Established in 2013, the Sydney Review of Books (SRB) this year marked a decade of publication. Critic Swallows Book encapsulates a series of critical essays published throughout the 10-year history of SRB.
As outgoing editor Catriona Menzies-Pike notes in her introduction, this volume is driven less by the idea of condensing the “best essays” published by SRB, and more by a desire to resist manufactured “competitive hierarchies” that creative environments in which it is ‘difficult to think about the connections and communities that can form’ between writers, readers and texts.
The essays nestled within these pages are characterised by their autonomy and wit, as well as by their keen hunger to interrogate what writing within a so-called Australian context means, both as readers and as critics.
In ‘Staring Back’, Wiradjuri writer Jeanine Leane offers beautifully entwined thinking on Evelyn Araluen’s Dropbear. Araluen’s work boldly challenges the cultural and literary narratives of settler-colonial Australia, disrupting established norms, Leane suggests. In her astute refusal to frame her method of inquiry within the frame of post-coloniality – ‘because post-colonialism in a settler colony like Australia is as much a part of the settler mythscape as terra nullius’ – Leane writes towards a locus of solidarity and resistance.
In arguing that Dropbear is a forceful, incisive and exquisitely constructed collection, she manages to braid a critique of the deceits present within the field of the white authorial tradition and, in so doing, provide a sharply articulate summation of the beauty and significance of Araluen’s work.
‘Verisimilitude’ by Melinda Harvey moves to examine Rachel Cusk – more specifically, her works the Outline trilogy and Coventry – as well as asides referencing Deborah Levy, Sally Rooney and Susan Sontag.

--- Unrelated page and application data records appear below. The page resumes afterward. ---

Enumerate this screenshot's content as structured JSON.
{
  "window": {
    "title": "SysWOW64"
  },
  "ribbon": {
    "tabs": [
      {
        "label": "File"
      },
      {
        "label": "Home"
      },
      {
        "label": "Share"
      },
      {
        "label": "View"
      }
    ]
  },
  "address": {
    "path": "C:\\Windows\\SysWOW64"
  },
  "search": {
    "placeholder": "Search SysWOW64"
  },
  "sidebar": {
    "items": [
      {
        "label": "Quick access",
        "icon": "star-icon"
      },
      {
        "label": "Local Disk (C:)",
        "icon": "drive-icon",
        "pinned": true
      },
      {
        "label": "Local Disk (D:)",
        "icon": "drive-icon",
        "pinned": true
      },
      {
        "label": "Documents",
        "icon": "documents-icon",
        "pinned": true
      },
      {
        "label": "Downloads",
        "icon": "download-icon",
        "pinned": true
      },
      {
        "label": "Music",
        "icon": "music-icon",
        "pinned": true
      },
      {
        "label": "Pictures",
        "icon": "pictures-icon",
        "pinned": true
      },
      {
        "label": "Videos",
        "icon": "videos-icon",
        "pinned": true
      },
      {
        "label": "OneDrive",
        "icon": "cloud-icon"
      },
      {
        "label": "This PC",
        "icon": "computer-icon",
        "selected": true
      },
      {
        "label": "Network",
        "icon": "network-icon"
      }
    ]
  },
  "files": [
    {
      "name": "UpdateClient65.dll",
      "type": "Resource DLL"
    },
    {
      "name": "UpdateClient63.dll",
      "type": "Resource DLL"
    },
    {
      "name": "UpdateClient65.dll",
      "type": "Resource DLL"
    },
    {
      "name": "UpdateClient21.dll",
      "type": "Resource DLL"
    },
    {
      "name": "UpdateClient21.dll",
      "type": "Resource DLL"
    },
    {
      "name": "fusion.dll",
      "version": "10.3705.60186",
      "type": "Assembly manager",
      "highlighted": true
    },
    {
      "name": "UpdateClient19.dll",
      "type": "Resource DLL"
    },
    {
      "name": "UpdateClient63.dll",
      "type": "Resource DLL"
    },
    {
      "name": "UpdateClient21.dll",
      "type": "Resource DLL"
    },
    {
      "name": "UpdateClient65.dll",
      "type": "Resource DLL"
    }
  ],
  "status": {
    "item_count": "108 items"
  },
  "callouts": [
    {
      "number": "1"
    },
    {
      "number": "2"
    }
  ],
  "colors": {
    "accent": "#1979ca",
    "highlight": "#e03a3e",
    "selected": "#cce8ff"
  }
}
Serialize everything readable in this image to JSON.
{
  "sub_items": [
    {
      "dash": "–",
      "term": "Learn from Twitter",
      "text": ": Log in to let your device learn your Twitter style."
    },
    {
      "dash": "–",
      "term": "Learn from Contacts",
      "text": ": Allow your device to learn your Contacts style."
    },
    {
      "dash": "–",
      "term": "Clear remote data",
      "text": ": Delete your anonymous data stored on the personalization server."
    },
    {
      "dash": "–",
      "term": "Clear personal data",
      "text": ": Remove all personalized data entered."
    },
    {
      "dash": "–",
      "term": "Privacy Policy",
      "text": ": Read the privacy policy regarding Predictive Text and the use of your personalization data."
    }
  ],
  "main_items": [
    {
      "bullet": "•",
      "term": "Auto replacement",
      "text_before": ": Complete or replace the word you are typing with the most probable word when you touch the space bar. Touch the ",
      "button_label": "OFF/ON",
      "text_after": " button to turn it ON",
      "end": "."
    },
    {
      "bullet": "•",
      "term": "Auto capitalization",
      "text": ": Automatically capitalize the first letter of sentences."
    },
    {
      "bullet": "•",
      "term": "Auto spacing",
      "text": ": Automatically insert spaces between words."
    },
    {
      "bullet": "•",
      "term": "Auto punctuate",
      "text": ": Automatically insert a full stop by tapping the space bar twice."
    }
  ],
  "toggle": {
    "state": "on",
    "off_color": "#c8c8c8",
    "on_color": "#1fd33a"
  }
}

It is a wonderfully entangled essay – shuttling between literary critique and personal reflection – marked by a subtle inflection of Cusk’s influence upon the piece itself.
Early on, Harvey writes about a conversation with a friend, who reflects on the fact that Cusk ‘has such a cruel eye’ for her characters’ flaws: for their ‘moles, dry skin, bad teeth, big noses’. Later, when Harvey characterises a prospective student, noting his ‘pale and pimply’ skin and ‘bloodshot eyes’, the passage stretches into a Cuskian space: both deadpan and dryly witty. The essay acts as both critique and mirror: the reader themself subject to the tidal push-pull of the forces at play.
Alix Beeston, in ‘A History of Shapes’, explores the nuances present in No Document by Anwen Crawford. Opening with a contemplation of the similarities present between Crawford’s writing and the work of Cuban-American artist Ana Mendieta, Beeston unravels the textured layers present within No Document. One of the ways the book can be read, she suggests, is as ‘an attempt to discover a form of writing fit for ephemeral art practices – especially as those practices relate to, or become bound up with, experiences of vulnerability, pain and mortality’.
The essay is also a record of Beeston’s attempts to break into the text, detailing her inclination towards the vacant spaces within the book, pen in hand, focusing primarily on the rectangular shapes that demarcate different sections. The immaculate emptiness of these shapes appear, to Beeston, to extend an invitation for their own annotations and incomplete sentences – the relationship between writer and reader twisting elastically.
What is, perhaps, most striking about the density of this collection is the fact that the tone of SRB has been moulded by the varied critical perspectives of its contributors, each posing distinct enquiries into the state of contemporary literature. Critic Swallows Book reflects this diversity within its pages – offering its readers a complex smorgasbord of criticism to dig into.
Critic Swallows Book: Ten Years of the Sydney Review of Books, edited by Catriona Menzies-Pike
Publisher: Giramondo Publishing
Publication Date: December 2023